— Exercise goal —
Set down every line of the data, unchanged and complete.

— Input data —
+---+

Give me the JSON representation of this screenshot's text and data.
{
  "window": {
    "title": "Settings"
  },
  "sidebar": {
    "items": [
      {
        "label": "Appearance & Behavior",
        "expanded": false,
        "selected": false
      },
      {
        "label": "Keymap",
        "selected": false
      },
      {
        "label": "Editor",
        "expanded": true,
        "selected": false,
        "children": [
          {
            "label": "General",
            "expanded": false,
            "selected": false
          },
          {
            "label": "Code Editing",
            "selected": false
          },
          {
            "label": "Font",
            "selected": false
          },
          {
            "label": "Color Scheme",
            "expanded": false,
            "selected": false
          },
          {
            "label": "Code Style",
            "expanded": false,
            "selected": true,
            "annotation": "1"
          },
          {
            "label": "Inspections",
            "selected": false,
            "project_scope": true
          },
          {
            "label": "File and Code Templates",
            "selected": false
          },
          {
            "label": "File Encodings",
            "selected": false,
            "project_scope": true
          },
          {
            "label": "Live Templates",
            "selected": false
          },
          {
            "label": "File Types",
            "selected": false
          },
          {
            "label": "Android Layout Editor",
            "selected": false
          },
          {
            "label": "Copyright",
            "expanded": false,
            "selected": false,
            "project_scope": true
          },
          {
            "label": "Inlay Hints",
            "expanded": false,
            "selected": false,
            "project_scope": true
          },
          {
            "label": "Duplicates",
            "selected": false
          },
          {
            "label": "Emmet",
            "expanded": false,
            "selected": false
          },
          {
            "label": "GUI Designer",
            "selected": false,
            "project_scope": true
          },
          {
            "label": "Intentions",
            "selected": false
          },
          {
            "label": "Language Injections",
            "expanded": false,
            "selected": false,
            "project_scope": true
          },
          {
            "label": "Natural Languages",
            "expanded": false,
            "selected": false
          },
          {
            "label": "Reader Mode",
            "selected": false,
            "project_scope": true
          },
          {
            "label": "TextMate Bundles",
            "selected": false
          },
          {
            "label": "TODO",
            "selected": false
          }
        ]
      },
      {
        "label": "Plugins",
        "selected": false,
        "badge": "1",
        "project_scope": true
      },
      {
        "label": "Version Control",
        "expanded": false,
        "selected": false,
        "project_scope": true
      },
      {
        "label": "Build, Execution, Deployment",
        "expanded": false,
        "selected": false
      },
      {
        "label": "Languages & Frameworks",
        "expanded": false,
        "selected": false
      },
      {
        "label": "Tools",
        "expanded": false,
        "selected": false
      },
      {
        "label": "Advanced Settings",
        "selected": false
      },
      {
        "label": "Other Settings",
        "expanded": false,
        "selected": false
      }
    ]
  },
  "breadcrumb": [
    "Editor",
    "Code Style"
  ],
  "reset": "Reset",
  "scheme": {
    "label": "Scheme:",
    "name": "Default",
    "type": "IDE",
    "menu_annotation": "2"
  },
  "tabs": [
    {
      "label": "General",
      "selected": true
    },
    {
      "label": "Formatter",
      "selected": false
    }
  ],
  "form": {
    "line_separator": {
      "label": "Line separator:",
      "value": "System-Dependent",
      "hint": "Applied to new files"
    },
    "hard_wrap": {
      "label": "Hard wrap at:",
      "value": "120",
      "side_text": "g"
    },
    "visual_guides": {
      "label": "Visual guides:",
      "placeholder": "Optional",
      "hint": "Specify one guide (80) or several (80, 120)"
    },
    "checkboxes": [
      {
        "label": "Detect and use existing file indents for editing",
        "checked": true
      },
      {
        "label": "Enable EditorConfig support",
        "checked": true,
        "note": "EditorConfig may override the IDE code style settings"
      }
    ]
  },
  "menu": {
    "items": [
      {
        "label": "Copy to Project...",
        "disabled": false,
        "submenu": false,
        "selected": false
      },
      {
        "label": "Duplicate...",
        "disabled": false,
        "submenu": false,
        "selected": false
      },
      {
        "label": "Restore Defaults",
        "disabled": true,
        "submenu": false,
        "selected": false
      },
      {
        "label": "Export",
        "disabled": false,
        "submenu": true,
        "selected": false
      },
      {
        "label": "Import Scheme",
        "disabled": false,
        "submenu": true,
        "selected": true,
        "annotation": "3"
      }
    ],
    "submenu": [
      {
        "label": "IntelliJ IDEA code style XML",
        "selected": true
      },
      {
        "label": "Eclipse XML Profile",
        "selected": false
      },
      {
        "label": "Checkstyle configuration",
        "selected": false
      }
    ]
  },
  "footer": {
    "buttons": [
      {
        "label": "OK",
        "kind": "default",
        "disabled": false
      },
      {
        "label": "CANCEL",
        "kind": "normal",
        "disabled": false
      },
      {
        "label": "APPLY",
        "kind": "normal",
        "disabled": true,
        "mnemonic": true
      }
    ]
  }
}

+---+

— Solution below —
Give me the JSON representation of this screenshot's text and data.
{
  "window": {
    "title": "Settings"
  },
  "sidebar": {
    "items": [
      {
        "label": "Appearance & Behavior",
        "expanded": false,
        "selected": false
      },
      {
        "label": "Keymap",
        "selected": false
      },
      {
        "label": "Editor",
        "expanded": true,
        "selected": false,
        "children": [
          {
            "label": "General",
            "expanded": false,
            "selected": false
          },
          {
            "label": "Code Editing",
            "selected": false
          },
          {
            "label": "Font",
            "selected": false
          },
          {
            "label": "Color Scheme",
            "expanded": false,
            "selected": false
          },
          {
            "label": "Code Style",
            "expanded": false,
            "selected": true,
            "annotation": "1"
          },
          {
            "label": "Inspections",
            "selected": false,
            "project_scope": true
          },
          {
            "label": "File and Code Templates",
            "selected": false
          },
          {
            "label": "File Encodings",
            "selected": false,
            "project_scope": true
          },
          {
            "label": "Live Templates",
            "selected": false
          },
          {
            "label": "File Types",
            "selected": false
          },
          {
            "label": "Android Layout Editor",
            "selected": false
          },
          {
            "label": "Copyright",
            "expanded": false,
            "selected": false,
            "project_scope": true
          },
          {
            "label": "Inlay Hints",
            "expanded": false,
            "selected": false,
            "project_scope": true
          },
          {
            "label": "Duplicates",
            "selected": false
          },
          {
            "label": "Emmet",
            "expanded": false,
            "selected": false
          },
          {
            "label": "GUI Designer",
            "selected": false,
            "project_scope": true
          },
          {
            "label": "Intentions",
            "selected": false
          },
          {
            "label": "Language Injections",
            "expanded": false,
            "selected": false,
            "project_scope": true
          },
          {
            "label": "Natural Languages",
            "expanded": false,
            "selected": false
          },
          {
            "label": "Reader Mode",
            "selected": false,
            "project_scope": true
          },
          {
            "label": "TextMate Bundles",
            "selected": false
          },
          {
            "label": "TODO",
            "selected": false
          }
        ]
      },
      {
        "label": "Plugins",
        "selected": false,
        "badge": "1",
        "project_scope": true
      },
      {
        "label": "Version Control",
        "expanded": false,
        "selected": false,
        "project_scope": true
      },
      {
        "label": "Build, Execution, Deployment",
        "expanded": false,
        "selected": false
      },
      {
        "label": "Languages & Frameworks",
        "expanded": false,
        "selected": false
      },
      {
        "label": "Tools",
        "expanded": false,
        "selected": false
      },
      {
        "label": "Advanced Settings",
        "selected": false
      },
      {
        "label": "Other Settings",
        "expanded": false,
        "selected": false
      }
    ]
  },
  "breadcrumb": [
    "Editor",
    "Code Style"
  ],
  "reset": "Reset",
  "scheme": {
    "label": "Scheme:",
    "name": "Default",
    "type": "IDE",
    "menu_annotation": "2"
  },
  "tabs": [
    {
      "label": "General",
      "selected": true
    },
    {
      "label": "Formatter",
      "selected": false
    }
  ],
  "form": {
    "line_separator": {
      "label": "Line separator:",
      "value": "System-Dependent",
      "hint": "Applied to new files"
    },
    "hard_wrap": {
      "label": "Hard wrap at:",
      "value": "120",
      "side_text": "g"
    },
    "visual_guides": {
      "label": "Visual guides:",
      "placeholder": "Optional",
      "hint": "Specify one guide (80) or several (80, 120)"
    },
    "checkboxes": [
      {
        "label": "Detect and use existing file indents for editing",
        "checked": true
      },
      {
        "label": "Enable EditorConfig support",
        "checked": true,
        "note": "EditorConfig may override the IDE code style settings"
      }
    ]
  },
  "menu": {
    "items": [
      {
        "label": "Copy to Project...",
        "disabled": false,
        "submenu": false,
        "selected": false
      },
      {
        "label": "Duplicate...",
        "disabled": false,
        "submenu": false,
        "selected": false
      },
      {
        "label": "Restore Defaults",
        "disabled": true,
        "submenu": false,
        "selected": false
      },
      {
        "label": "Export",
        "disabled": false,
        "submenu": true,
        "selected": false
      },
      {
        "label": "Import Scheme",
        "disabled": false,
        "submenu": true,
        "selected": true,
        "annotation": "3"
      }
    ],
    "submenu": [
      {
        "label": "IntelliJ IDEA code style XML",
        "selected": true
      },
      {
        "label": "Eclipse XML Profile",
        "selected": false
      },
      {
        "label": "Checkstyle configuration",
        "selected": false
      }
    ]
  },
  "footer": {
    "buttons": [
      {
        "label": "OK",
        "kind": "default",
        "disabled": false
      },
      {
        "label": "CANCEL",
        "kind": "normal",
        "disabled": false
      },
      {
        "label": "APPLY",
        "kind": "normal",
        "disabled": true,
        "mnemonic": true
      }
    ]
  }
}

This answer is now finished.